In that sense, you might decide to say that prime numbers "constitute a reality" (whatever that formulation might mean) which is "more stable" than the physical reality of farmland in Nebraska. You might decide to make that statement if you're very, very strange, though it's unlikely you'd be able to explain why your statement made any recognizable sense if you were subjected to something like competent intellectual challenge.
Mathematicians like Connes don't get that kind of challenge in Livio's book. Again and again, their puzzling, often fatuous statements are presented as if they make full and complete perfect sense.
Why is apparent nonsense of this type afforded so much respect? We'll only say that, on page 9, Livio describes Connes as "winner of two of the most prestigious prizes in mathematics, the Fields Medal (1982) and the Crafoord Prize (2001)."
Apparently for that reason, Connes' fatuous statements in other areas will be treated with full respect, even when he's ventured far outside his field of expertise.
The comical aspects of this culture seem to know no bounds. Professor Goldstein took the same approach to the "Platonism" of leading intellectual lights in her own remarkable book, Incompleteness: The Proof and Paradox of Kurt Godel.
As we've noted in earlier reports, Goldstein's ridiculous treatment of ludicrous claims won her accolades from a long string of name-brand intellectuals. That's the way the game is played within this high-ranking class.
Along the way, Goldstein dropped hints that the views she was describing were in fact the crazy views of irrational people gone wild. But she never came out and made this blindingly obvious statement. Livio follows suit.
We'll have a lot of nonsense to get to in tomorrow's final report. We'll want to look at the peculiar way Livio starts his book, right there on page 1. We'll also want to touch on his respectful treatment of a hoary semantic morass, the utterly pointless pseudo-debate about whether mathematics is "discovered" or "invented."
Before we hit those topics, let's agree that we'll begin tomorrow on page 37, where Livio finally rolls his eyes at all this "Platonist" foolishness. That said, he does so very respectfully. These are the emperors' theories, the theories of Fields Medal winners gone wild.
As you know, we're just killing time at this site as we await the start of Mister Trump's Fully Dispositive War. Future Anthropologists Huddled in Caves (TM) have told us, in a set of convincing nocturnal submissions, that the conflagration is coming.

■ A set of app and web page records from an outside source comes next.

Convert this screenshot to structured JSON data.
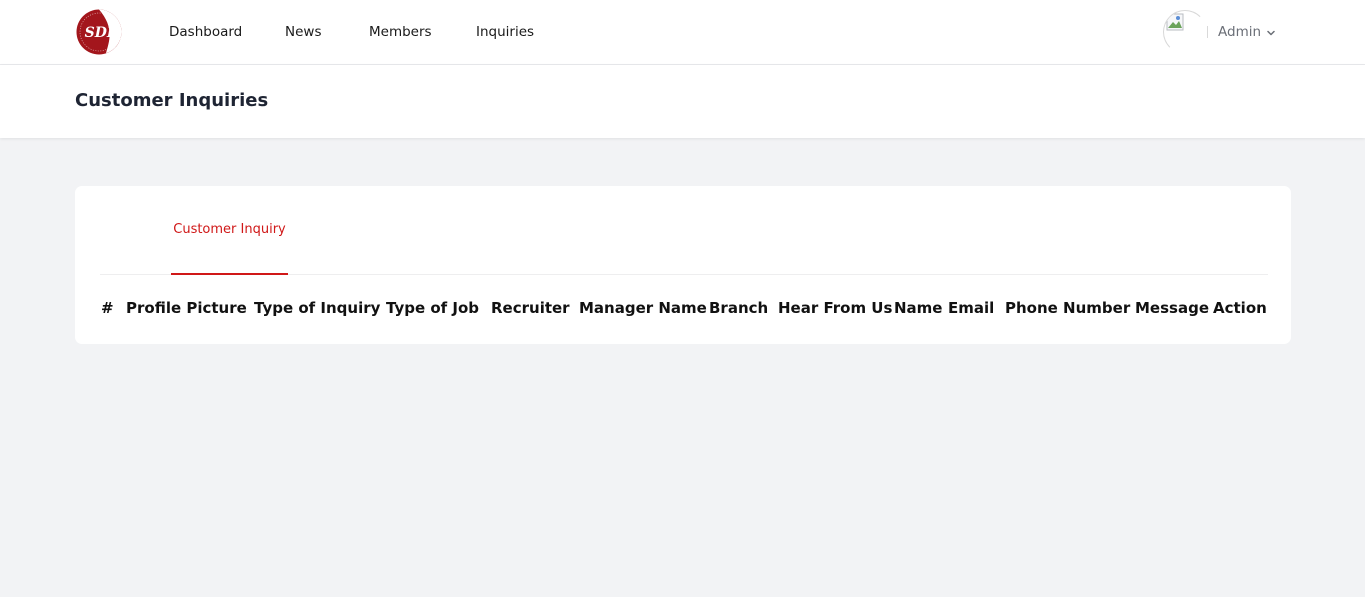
{
  "topbar": {
    "logo_text": "SDI",
    "nav": [
      {
        "label": "Dashboard"
      },
      {
        "label": "News"
      },
      {
        "label": "Members"
      },
      {
        "label": "Inquiries"
      }
    ],
    "user": {
      "name": "Admin",
      "avatar_icon": "broken-image-icon",
      "menu_icon": "chevron-down-icon"
    }
  },
  "header": {
    "title": "Customer Inquiries"
  },
  "card": {
    "tabs": [
      {
        "label": "Customer Inquiry",
        "active": true
      }
    ],
    "table": {
      "columns": [
        "#",
        "Profile Picture",
        "Type of Inquiry",
        "Type of Job",
        "Recruiter",
        "Manager Name",
        "Branch",
        "Hear From Us",
        "Name",
        "Email",
        "Phone Number",
        "Message",
        "Action"
      ],
      "rows": []
    }
  },
  "colors": {
    "accent": "#d01818",
    "page_background": "#f2f3f5",
    "logo_red": "#a3161c"
  }
}
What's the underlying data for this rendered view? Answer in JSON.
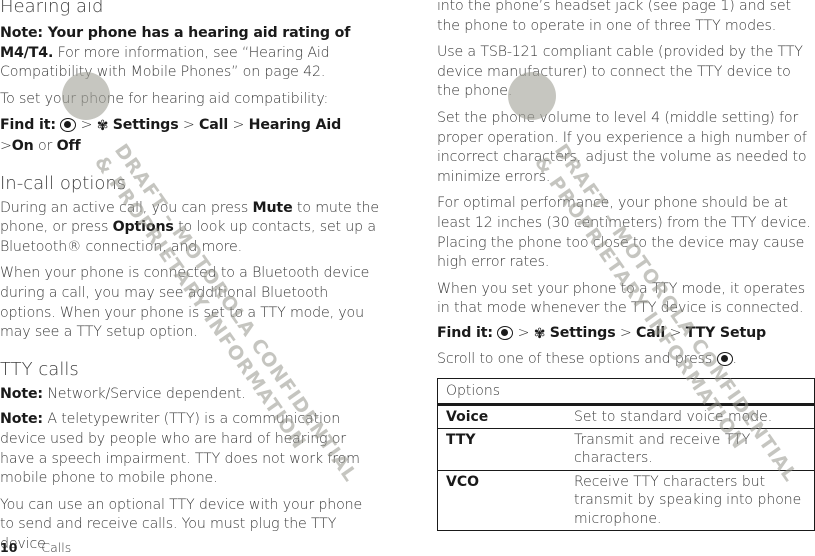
{
  "left": {
    "hearing_aid": {
      "title": "Hearing aid",
      "note_bold": "Note: Your phone has a hearing aid rating of M4/T4.",
      "note_rest": " For more information, see “Hearing Aid Compatibility with Mobile Phones” on page 42.",
      "instruction": "To set your phone for hearing aid compatibility:",
      "find_it_label": "Find it:",
      "path": [
        "Settings",
        "Call",
        "Hearing Aid",
        "On",
        "Off"
      ],
      "or": "or"
    },
    "in_call": {
      "title": "In-call options",
      "p1_a": "During an active call, you can press ",
      "p1_mute": "Mute",
      "p1_b": " to mute the phone, or press ",
      "p1_options": "Options",
      "p1_c": " to look up contacts, set up a Bluetooth® connection, and more.",
      "p2": "When your phone is connected to a Bluetooth device during a call, you may see additional Bluetooth options. When your phone is set to a TTY mode, you may see a TTY setup option."
    },
    "tty": {
      "title": "TTY calls",
      "note1_label": "Note:",
      "note1": " Network/Service dependent.",
      "note2_label": "Note:",
      "note2": " A teletypewriter (TTY) is a communication device used by people who are hard of hearing or have a speech impairment. TTY does not work from mobile phone to mobile phone.",
      "p3": "You can use an optional TTY device with your phone to send and receive calls. You must plug the TTY device"
    }
  },
  "right": {
    "p1": "into the phone’s headset jack (see page 1) and set the phone to operate in one of three TTY modes.",
    "p2": "Use a TSB-121 compliant cable (provided by the TTY device manufacturer) to connect the TTY device to the phone.",
    "p3": "Set the phone volume to level 4 (middle setting) for proper operation. If you experience a high number of incorrect characters, adjust the volume as needed to minimize errors.",
    "p4": "For optimal performance, your phone should be at least 12 inches (30 centimeters) from the TTY device. Placing the phone too close to the device may cause high error rates.",
    "p5": "When you set your phone to a TTY mode, it operates in that mode whenever the TTY device is connected.",
    "find_it_label": "Find it:",
    "path": [
      "Settings",
      "Call",
      "TTY Setup"
    ],
    "scroll_a": "Scroll to one of these options and press ",
    "scroll_b": ".",
    "table": {
      "header": "Options",
      "rows": [
        {
          "name": "Voice",
          "desc": "Set to standard voice mode."
        },
        {
          "name": "TTY",
          "desc": "Transmit and receive TTY characters."
        },
        {
          "name": "VCO",
          "desc": "Receive TTY characters but transmit by speaking into phone microphone."
        }
      ]
    }
  },
  "footer": {
    "page": "10",
    "section": "Calls"
  },
  "watermark": {
    "line1": "DRAFT - MOTOROLA CONFIDENTIAL",
    "line2": "& PROPRIETARY INFORMATION"
  },
  "icons": {
    "gt": ">",
    "gear": "✾"
  }
}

Convincingly, they've told us that the road to this war involved the ineptitude of our mainstream press corps over the past thirty years or so, mixed with the failure of leading academics to step in with helpful correctives.
Was man [sic] ever "the rational animal," as sacred Aristotle is widely said to have said? These future anthropologists tend to respond to that question with short bursts of mordant laughter.
At such times, they point to the highly irrational claims of physicists, philosophers and mathematicians gone wild. "Look upon the works of these mighties," they mordantly say, "and join us in joyful despair!"
Tomorrow: "But does the Platonic world of mathematics really exist? And if so, where is it?"